══ Dataset ══
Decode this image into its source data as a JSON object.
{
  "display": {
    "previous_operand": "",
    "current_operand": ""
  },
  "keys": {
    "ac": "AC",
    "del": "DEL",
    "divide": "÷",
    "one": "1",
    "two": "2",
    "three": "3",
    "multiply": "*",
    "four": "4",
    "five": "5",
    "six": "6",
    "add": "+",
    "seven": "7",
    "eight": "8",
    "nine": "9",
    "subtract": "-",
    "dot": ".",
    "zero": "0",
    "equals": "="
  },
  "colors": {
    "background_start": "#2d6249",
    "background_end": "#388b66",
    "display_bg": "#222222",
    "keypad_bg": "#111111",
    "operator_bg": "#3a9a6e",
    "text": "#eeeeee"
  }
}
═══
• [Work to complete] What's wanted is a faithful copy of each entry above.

• [Reply]
Decode this image into its source data as a JSON object.
{
  "display": {
    "previous_operand": "",
    "current_operand": ""
  },
  "keys": {
    "ac": "AC",
    "del": "DEL",
    "divide": "÷",
    "one": "1",
    "two": "2",
    "three": "3",
    "multiply": "*",
    "four": "4",
    "five": "5",
    "six": "6",
    "add": "+",
    "seven": "7",
    "eight": "8",
    "nine": "9",
    "subtract": "-",
    "dot": ".",
    "zero": "0",
    "equals": "="
  },
  "colors": {
    "background_start": "#2d6249",
    "background_end": "#388b66",
    "display_bg": "#222222",
    "keypad_bg": "#111111",
    "operator_bg": "#3a9a6e",
    "text": "#eeeeee"
  }
}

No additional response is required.